    Seems sad to me that Apple can buy what you said was a country’s enduring national symbol. I’m not sure if the $21 million was a penalty (like a fine) or a one-time payment for exclusive right to use. Does this mean that Switzerland (and Swiss Rail) don’t have permission to use their own national symbol anymore? I hope I’m wrong.

    • Justin Germino

      This was just permission to use the symbol, not ownership of it.

      • Ellie K

        Greetings, DragonBlogger! It is nice to hear from you again. Thank you so much for clarifying. I followed the news story on Reuters when it was first mentioned, but came here for an update. That’s a good outcome, that you described. Thank you for answering my question. You are more responsive than Reuters ;o) Although Reuters IS my favorite major media news source. Their journalists and reporters actually follow you back on Twitter! Well, not all of them, but more than most. I hope all is well for you, Justin. Regards, Ellie

        • Justin Germino

          New organizations are not like blogs, they typically report and don’t respond but let readers converse among themselves. As a blog I enjoy having two way conversations with my readers, thanks for visiting and reading the article. Also feel free to partake in the many contests I have going on right now.

    • BlackWoods

      The richness of Apple is getting ridiculous.
      Americans need to stop themselves from increasing the shares of Apple Inc.

      • Ellie K

        It is like a cult, in that sentiments run so strongly about Apple, by Apple users. That isn’t a secret of course, yet recognition does not seem to make any difference. And I am inclined to agree with you, that it is an American, and Western European thing primarily. More relevant, and more to your point, is that even if there is Apple-adulation elsewhere, ownership of shares of Apple Inc., and impetus for its elevation, is likely a result of U.S. equity market participants. It is traded on either the NASDAQ (sorry, maybe NYSE?) after all.
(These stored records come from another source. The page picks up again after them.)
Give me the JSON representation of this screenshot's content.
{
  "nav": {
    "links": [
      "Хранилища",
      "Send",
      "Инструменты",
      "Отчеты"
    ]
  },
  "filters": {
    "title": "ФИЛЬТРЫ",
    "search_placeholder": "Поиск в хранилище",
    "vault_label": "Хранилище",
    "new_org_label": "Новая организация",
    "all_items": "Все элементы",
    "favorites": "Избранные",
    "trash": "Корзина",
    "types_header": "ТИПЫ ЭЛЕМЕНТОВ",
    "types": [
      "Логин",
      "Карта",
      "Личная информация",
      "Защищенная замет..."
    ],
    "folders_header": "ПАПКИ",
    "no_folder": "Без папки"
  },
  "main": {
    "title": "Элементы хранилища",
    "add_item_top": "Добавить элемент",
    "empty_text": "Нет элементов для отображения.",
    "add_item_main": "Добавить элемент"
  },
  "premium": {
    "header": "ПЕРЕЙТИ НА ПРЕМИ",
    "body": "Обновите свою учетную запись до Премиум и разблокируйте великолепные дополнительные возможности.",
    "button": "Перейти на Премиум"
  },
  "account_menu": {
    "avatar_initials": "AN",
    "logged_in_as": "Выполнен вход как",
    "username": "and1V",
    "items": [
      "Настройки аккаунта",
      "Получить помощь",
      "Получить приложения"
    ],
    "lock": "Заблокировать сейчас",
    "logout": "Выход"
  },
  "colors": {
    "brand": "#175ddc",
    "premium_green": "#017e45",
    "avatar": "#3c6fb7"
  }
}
  • Carolyn Nicander Mohr

    Hi Yvette and Justin, Excellent analysis. The world of computer hardware patents and software copyrights can get murky, but there is nothing murky about Apple using the Mondaine design without permission. This isn’t a case of someone trying to register an iDevice name before Apple does, this is much more simple and blatant.

    One thing I will give Apple credit for is supporting app developers when a patent troll tries to bring actions against the developers of iTunes App Store apps. I haven’t seen that kind of support from any other app store owner.

    That being said, Apple also behaved badly when it was forced to run ads apologizing to Samsung in the UK and did so with less than humble methods.

    • Ellie K

      Carolyn, I heard similar accounts regarding the situation with Apple and Samsung in Japan (unlike the patent case in the U.S., the ruling in Japan was not in Apple’s favor, but rather, for Samsung).

      Change of topic: I just visited your website, Wonder Of Tech. It is great! I am now your newest follower on Pinterest. I am CuriousEllie over there. I’m so happy I found you here!